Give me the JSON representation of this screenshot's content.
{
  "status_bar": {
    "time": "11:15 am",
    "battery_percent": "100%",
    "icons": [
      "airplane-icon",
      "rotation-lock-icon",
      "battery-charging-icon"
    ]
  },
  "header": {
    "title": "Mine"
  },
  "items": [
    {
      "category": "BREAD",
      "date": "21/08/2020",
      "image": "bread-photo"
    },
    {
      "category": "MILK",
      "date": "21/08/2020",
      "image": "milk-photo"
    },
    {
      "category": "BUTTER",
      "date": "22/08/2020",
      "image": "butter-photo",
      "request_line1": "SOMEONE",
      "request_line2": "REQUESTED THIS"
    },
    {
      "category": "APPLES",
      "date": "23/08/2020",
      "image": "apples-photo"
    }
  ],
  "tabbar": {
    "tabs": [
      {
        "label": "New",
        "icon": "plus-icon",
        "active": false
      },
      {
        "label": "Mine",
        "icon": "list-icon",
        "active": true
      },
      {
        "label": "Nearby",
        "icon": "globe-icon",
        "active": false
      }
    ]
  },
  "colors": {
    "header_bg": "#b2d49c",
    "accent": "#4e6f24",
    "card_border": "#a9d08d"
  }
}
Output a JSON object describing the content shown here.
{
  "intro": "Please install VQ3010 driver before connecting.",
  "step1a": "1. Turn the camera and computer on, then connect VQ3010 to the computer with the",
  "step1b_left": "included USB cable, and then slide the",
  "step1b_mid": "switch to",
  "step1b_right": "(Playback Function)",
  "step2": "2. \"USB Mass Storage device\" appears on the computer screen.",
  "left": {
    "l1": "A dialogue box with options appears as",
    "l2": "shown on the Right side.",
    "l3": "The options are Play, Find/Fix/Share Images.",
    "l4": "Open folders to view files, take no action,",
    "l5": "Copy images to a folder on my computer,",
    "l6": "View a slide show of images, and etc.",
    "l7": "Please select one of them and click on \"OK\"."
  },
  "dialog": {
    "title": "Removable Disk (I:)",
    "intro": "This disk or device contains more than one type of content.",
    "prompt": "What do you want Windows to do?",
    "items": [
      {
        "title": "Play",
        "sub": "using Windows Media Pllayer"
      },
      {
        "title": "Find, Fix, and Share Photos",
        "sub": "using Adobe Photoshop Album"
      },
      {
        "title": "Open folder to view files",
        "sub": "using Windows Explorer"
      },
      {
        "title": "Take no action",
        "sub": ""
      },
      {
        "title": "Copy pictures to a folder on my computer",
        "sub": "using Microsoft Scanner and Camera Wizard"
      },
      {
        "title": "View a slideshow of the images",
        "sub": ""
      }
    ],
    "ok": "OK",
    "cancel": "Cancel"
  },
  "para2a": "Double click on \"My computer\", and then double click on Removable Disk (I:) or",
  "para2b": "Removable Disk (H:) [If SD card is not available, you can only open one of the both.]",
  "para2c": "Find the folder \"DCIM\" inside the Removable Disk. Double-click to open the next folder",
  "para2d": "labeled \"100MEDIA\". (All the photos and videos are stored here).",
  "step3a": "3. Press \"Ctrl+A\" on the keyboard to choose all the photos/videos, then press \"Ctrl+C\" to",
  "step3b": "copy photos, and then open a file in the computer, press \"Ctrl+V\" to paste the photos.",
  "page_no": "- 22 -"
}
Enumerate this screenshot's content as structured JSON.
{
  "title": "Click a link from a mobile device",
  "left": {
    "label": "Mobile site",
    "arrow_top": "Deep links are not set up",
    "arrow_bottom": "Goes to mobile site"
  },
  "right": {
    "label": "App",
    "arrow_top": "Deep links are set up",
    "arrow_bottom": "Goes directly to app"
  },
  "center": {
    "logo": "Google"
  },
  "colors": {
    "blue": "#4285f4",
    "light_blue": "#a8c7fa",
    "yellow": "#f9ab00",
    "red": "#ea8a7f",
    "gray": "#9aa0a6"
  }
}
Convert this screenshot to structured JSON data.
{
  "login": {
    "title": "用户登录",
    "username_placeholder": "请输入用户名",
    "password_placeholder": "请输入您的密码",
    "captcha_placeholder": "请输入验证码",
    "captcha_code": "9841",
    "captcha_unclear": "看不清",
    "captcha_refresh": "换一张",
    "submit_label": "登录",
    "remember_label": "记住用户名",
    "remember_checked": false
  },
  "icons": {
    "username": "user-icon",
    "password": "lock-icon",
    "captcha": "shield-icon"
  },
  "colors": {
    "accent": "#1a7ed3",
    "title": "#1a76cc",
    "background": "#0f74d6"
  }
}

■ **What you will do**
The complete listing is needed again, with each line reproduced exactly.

■ **Solved exercise**
Give me the JSON representation of this screenshot's content.
{
  "status_bar": {
    "time": "11:15 am",
    "battery_percent": "100%",
    "icons": [
      "airplane-icon",
      "rotation-lock-icon",
      "battery-charging-icon"
    ]
  },
  "header": {
    "title": "Mine"
  },
  "items": [
    {
      "category": "BREAD",
      "date": "21/08/2020",
      "image": "bread-photo"
    },
    {
      "category": "MILK",
      "date": "21/08/2020",
      "image": "milk-photo"
    },
    {
      "category": "BUTTER",
      "date": "22/08/2020",
      "image": "butter-photo",
      "request_line1": "SOMEONE",
      "request_line2": "REQUESTED THIS"
    },
    {
      "category": "APPLES",
      "date": "23/08/2020",
      "image": "apples-photo"
    }
  ],
  "tabbar": {
    "tabs": [
      {
        "label": "New",
        "icon": "plus-icon",
        "active": false
      },
      {
        "label": "Mine",
        "icon": "list-icon",
        "active": true
      },
      {
        "label": "Nearby",
        "icon": "globe-icon",
        "active": false
      }
    ]
  },
  "colors": {
    "header_bg": "#b2d49c",
    "accent": "#4e6f24",
    "card_border": "#a9d08d"
  }
}
Output a JSON object describing the content shown here.
{
  "intro": "Please install VQ3010 driver before connecting.",
  "step1a": "1. Turn the camera and computer on, then connect VQ3010 to the computer with the",
  "step1b_left": "included USB cable, and then slide the",
  "step1b_mid": "switch to",
  "step1b_right": "(Playback Function)",
  "step2": "2. \"USB Mass Storage device\" appears on the computer screen.",
  "left": {
    "l1": "A dialogue box with options appears as",
    "l2": "shown on the Right side.",
    "l3": "The options are Play, Find/Fix/Share Images.",
    "l4": "Open folders to view files, take no action,",
    "l5": "Copy images to a folder on my computer,",
    "l6": "View a slide show of images, and etc.",
    "l7": "Please select one of them and click on \"OK\"."
  },
  "dialog": {
    "title": "Removable Disk (I:)",
    "intro": "This disk or device contains more than one type of content.",
    "prompt": "What do you want Windows to do?",
    "items": [
      {
        "title": "Play",
        "sub": "using Windows Media Pllayer"
      },
      {
        "title": "Find, Fix, and Share Photos",
        "sub": "using Adobe Photoshop Album"
      },
      {
        "title": "Open folder to view files",
        "sub": "using Windows Explorer"
      },
      {
        "title": "Take no action",
        "sub": ""
      },
      {
        "title": "Copy pictures to a folder on my computer",
        "sub": "using Microsoft Scanner and Camera Wizard"
      },
      {
        "title": "View a slideshow of the images",
        "sub": ""
      }
    ],
    "ok": "OK",
    "cancel": "Cancel"
  },
  "para2a": "Double click on \"My computer\", and then double click on Removable Disk (I:) or",
  "para2b": "Removable Disk (H:) [If SD card is not available, you can only open one of the both.]",
  "para2c": "Find the folder \"DCIM\" inside the Removable Disk. Double-click to open the next folder",
  "para2d": "labeled \"100MEDIA\". (All the photos and videos are stored here).",
  "step3a": "3. Press \"Ctrl+A\" on the keyboard to choose all the photos/videos, then press \"Ctrl+C\" to",
  "step3b": "copy photos, and then open a file in the computer, press \"Ctrl+V\" to paste the photos.",
  "page_no": "- 22 -"
}
Enumerate this screenshot's content as structured JSON.
{
  "title": "Click a link from a mobile device",
  "left": {
    "label": "Mobile site",
    "arrow_top": "Deep links are not set up",
    "arrow_bottom": "Goes to mobile site"
  },
  "right": {
    "label": "App",
    "arrow_top": "Deep links are set up",
    "arrow_bottom": "Goes directly to app"
  },
  "center": {
    "logo": "Google"
  },
  "colors": {
    "blue": "#4285f4",
    "light_blue": "#a8c7fa",
    "yellow": "#f9ab00",
    "red": "#ea8a7f",
    "gray": "#9aa0a6"
  }
}
Convert this screenshot to structured JSON data.
{
  "login": {
    "title": "用户登录",
    "username_placeholder": "请输入用户名",
    "password_placeholder": "请输入您的密码",
    "captcha_placeholder": "请输入验证码",
    "captcha_code": "9841",
    "captcha_unclear": "看不清",
    "captcha_refresh": "换一张",
    "submit_label": "登录",
    "remember_label": "记住用户名",
    "remember_checked": false
  },
  "icons": {
    "username": "user-icon",
    "password": "lock-icon",
    "captcha": "shield-icon"
  },
  "colors": {
    "accent": "#1a7ed3",
    "title": "#1a76cc",
    "background": "#0f74d6"
  }
}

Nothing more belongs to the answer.